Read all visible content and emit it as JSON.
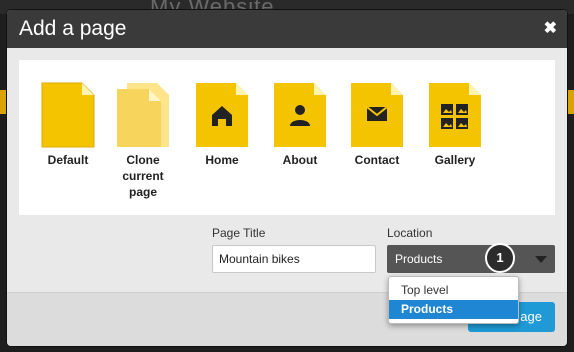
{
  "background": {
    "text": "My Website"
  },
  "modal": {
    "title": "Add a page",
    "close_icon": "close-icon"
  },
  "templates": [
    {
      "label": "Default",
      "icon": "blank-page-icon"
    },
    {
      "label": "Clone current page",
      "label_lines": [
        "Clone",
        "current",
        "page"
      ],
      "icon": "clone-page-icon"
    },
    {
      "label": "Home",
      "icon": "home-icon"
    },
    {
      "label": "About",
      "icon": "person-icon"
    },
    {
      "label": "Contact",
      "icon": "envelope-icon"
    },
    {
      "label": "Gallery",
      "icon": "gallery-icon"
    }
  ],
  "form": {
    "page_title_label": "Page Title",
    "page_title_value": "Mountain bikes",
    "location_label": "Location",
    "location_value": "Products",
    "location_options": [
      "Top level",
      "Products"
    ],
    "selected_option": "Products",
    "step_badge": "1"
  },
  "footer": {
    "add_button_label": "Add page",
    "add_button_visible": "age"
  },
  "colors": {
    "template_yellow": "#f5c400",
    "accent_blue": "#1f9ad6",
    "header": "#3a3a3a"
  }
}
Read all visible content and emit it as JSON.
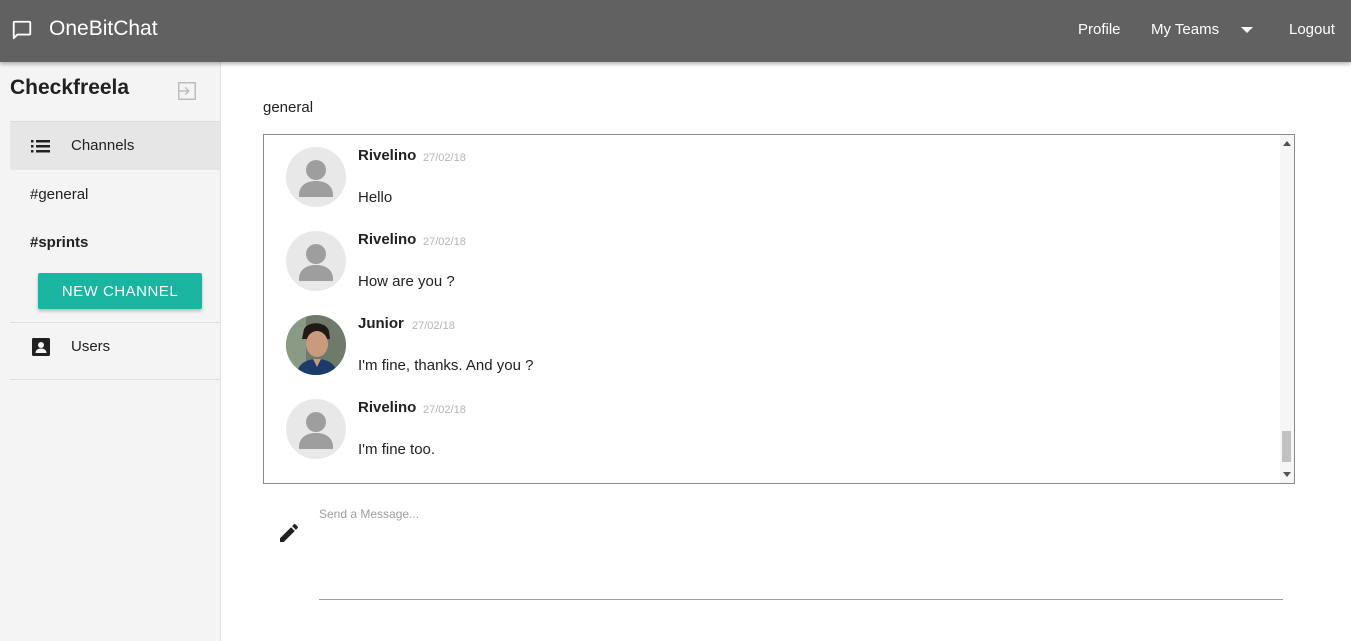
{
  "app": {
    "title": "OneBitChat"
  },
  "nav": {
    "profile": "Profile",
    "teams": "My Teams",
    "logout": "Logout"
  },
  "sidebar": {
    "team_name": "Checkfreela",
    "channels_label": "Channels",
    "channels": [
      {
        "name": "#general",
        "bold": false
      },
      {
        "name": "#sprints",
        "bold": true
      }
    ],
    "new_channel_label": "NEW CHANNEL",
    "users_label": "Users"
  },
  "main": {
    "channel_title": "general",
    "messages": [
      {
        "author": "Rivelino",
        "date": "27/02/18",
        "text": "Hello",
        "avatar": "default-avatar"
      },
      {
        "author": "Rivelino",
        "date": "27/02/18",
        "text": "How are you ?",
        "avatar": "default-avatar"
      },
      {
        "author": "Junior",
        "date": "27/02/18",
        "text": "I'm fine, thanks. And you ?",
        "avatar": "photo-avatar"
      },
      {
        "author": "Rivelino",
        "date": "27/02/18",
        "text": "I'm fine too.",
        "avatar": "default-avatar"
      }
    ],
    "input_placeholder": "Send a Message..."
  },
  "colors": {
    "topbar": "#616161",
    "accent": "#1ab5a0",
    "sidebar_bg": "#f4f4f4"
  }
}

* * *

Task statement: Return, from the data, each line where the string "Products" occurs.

Result for this exercise:
    "location_value": "Products",
      "Products"
    "selected_option": "Products",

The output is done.